The process of adding a thin layer of silver over an alloy was discovered in 1740, by accident as the story goes, in Sheffield, England. With early Sheffield silver (as it is now known), edges were noticeably soldered with a ‘sandwich’ of thin silver rolled between alloy over both inside and outside a bowl. By 1840, electroplating was more commercially productive and early Sheffield silver is now quite collectible. Weighted silver is just another term for silverplate as it is mostly an alloy with a thin overlay of silver. Silverplate is not usually stamped or hallmarked as the amount of silver overlay isn’t of sufficient quantity to qualify for regulation or inspection.
Silver objects that can be traced back through hallmarks at least 100 years can be classified at auction as “antique silver,” especially before the advent of mass production and the discovery of silver in the late 1850s in Nevada. More of the items were handmade or produced in smaller quantities. For that reason, silver objects before 1860 have a particularly higher auction value for collectors than a similar item produced more recently. Still, silver items produced before 1940 will be classified as antique silver, too. It’s the hallmark that will tell its true age.
And The One Silver That Isn’t

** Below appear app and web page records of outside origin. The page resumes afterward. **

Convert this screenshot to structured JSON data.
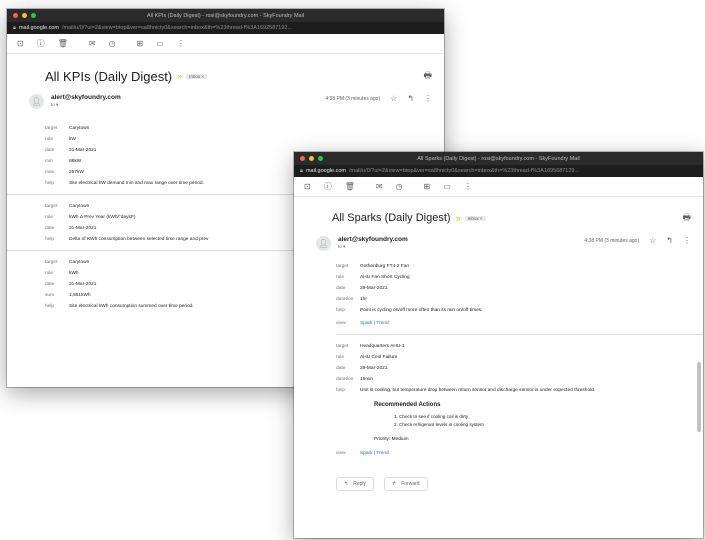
{
  "colors": {
    "red": "#fe5f57",
    "yellow": "#febc2e",
    "green": "#28c840",
    "link": "#1a73e8",
    "important": "#f4b400"
  },
  "kpi_window": {
    "title_bar": "All KPIs (Daily Digest) - rosi@skyfoundry.com - SkyFoundry Mail",
    "url_host": "mail.google.com",
    "url_path": "/mail/u/0/?ui=2&view=btop&ver=sa8hnicty0&search=inbox&th=%23thread-f%3A1692587192...",
    "toolbar_icons": [
      "archive-icon",
      "spam-icon",
      "delete-icon",
      "mail-icon",
      "clock-icon",
      "move-icon",
      "label-icon",
      "more-icon"
    ],
    "subject": "All KPIs (Daily Digest)",
    "inbox_label": "Inbox ×",
    "sender": "alert@skyfoundry.com",
    "to": "to ▾",
    "time": "4:38 PM (3 minutes ago)",
    "blocks": [
      {
        "rows": [
          {
            "k": "target",
            "v": "Carytown"
          },
          {
            "k": "rule",
            "v": "kW"
          },
          {
            "k": "date",
            "v": "31-Mar-2021"
          },
          {
            "k": "min",
            "v": "86kW"
          },
          {
            "k": "max",
            "v": "257kW"
          },
          {
            "k": "help",
            "v": "Site electrical kW demand min and max range over time period."
          }
        ]
      },
      {
        "rows": [
          {
            "k": "target",
            "v": "Carytown"
          },
          {
            "k": "rule",
            "v": "kWh Δ Prev Year (kWh/°daysF)"
          },
          {
            "k": "date",
            "v": "31-Mar-2021"
          },
          {
            "k": "help",
            "v": "Delta of KWh consumption between selected time range and prev"
          }
        ]
      },
      {
        "rows": [
          {
            "k": "target",
            "v": "Carytown"
          },
          {
            "k": "rule",
            "v": "kWh"
          },
          {
            "k": "date",
            "v": "31-Mar-2021"
          },
          {
            "k": "sum",
            "v": "1,881kWh"
          },
          {
            "k": "help",
            "v": "Site electrical kWh consumption summed over time period."
          }
        ]
      }
    ]
  },
  "sparks_window": {
    "title_bar": "All Sparks (Daily Digest) - rosi@skyfoundry.com - SkyFoundry Mail",
    "url_host": "mail.google.com",
    "url_path": "/mail/u/0/?ui=2&view=btop&ver=sa8hnicty0&search=inbox&th=%23thread-f%3A1695687129...",
    "toolbar_icons": [
      "archive-icon",
      "spam-icon",
      "delete-icon",
      "mail-icon",
      "clock-icon",
      "move-icon",
      "label-icon",
      "more-icon"
    ],
    "subject": "All Sparks (Daily Digest)",
    "inbox_label": "Inbox ×",
    "sender": "alert@skyfoundry.com",
    "to": "to ▾",
    "time": "4:38 PM (3 minutes ago)",
    "block1": [
      {
        "k": "target",
        "v": "Gothenburg FT4-2 Fan"
      },
      {
        "k": "rule",
        "v": "AHU Fan Short Cycling"
      },
      {
        "k": "date",
        "v": "29-Mar-2021"
      },
      {
        "k": "duration",
        "v": "1hr"
      },
      {
        "k": "help",
        "v": "Point is cycling on/off more often than its min on/off times."
      }
    ],
    "block1_view_key": "view",
    "block1_view": "Spark | Trend",
    "block2": [
      {
        "k": "target",
        "v": "Headquarters AHU-1"
      },
      {
        "k": "rule",
        "v": "AHU Cool Failure"
      },
      {
        "k": "date",
        "v": "29-Mar-2021"
      },
      {
        "k": "duration",
        "v": "15min"
      },
      {
        "k": "help",
        "v": "Unit is cooling, but temperature drop between return sensor and discharge sensor is under expected threshold."
      }
    ],
    "recommended_title": "Recommended Actions",
    "actions": [
      "1. Check to see if cooling coil is dirty",
      "2. Check refrigerant levels in cooling system"
    ],
    "priority": "Priority: Medium",
    "block2_view_key": "view",
    "block2_view": "Spark | Trend",
    "reply": "Reply",
    "forward": "Forward"
  }
}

If it looks like silver and feels like silver, it could be just nickel instead. Known as German silver, nickel mimics silver, but with a duller shine. Any item that is not marked as sterling silver or silver-plate would be composed of 60% copper, 20% zinc with a top overlay of 20% nickel.
Generally speaking, nickel silver has no silver content at all. Only its name suggests that there is because it can appear to shine like silver. The difference can be determined simply by rubbing it with a cloth. If it shines brighter (and it is a duller shine than silver), it is nickel. Silver requires more of a polishing agent to remove tarnish and has more of a mirror finish. If you see the letters EPNS on zippers, for example, it is an acronym for “electroplated nickel silver.”
While there are different ways that silver is used, they will all be weighed for its silver content the same way (except sterling-plate). Get the total weight, then subtract the percentage of alloy to get its silver content. Whether buying or selling silver, weight should be only in troy ounces.
There are two types of ounces to be aware of: troy ounce (t oz) and avoirdupois ounce (avdp or standard). A troy ounce is 31.10 grams while the standard avdp ounce is 28.35 grams. So if you are buying by the troy ounce, but selling at the standard ounce, the difference is already 3.5% in the dealer’s favor. Be sure that the scale that weighs your silver shows it as 31.10, not 28.35.
Knowing the percentage of silver to alloy will make the difference as to its value and collectibility, even if the silver content isn’t quite bullion, but is just a favorite for everyday use or special occasions.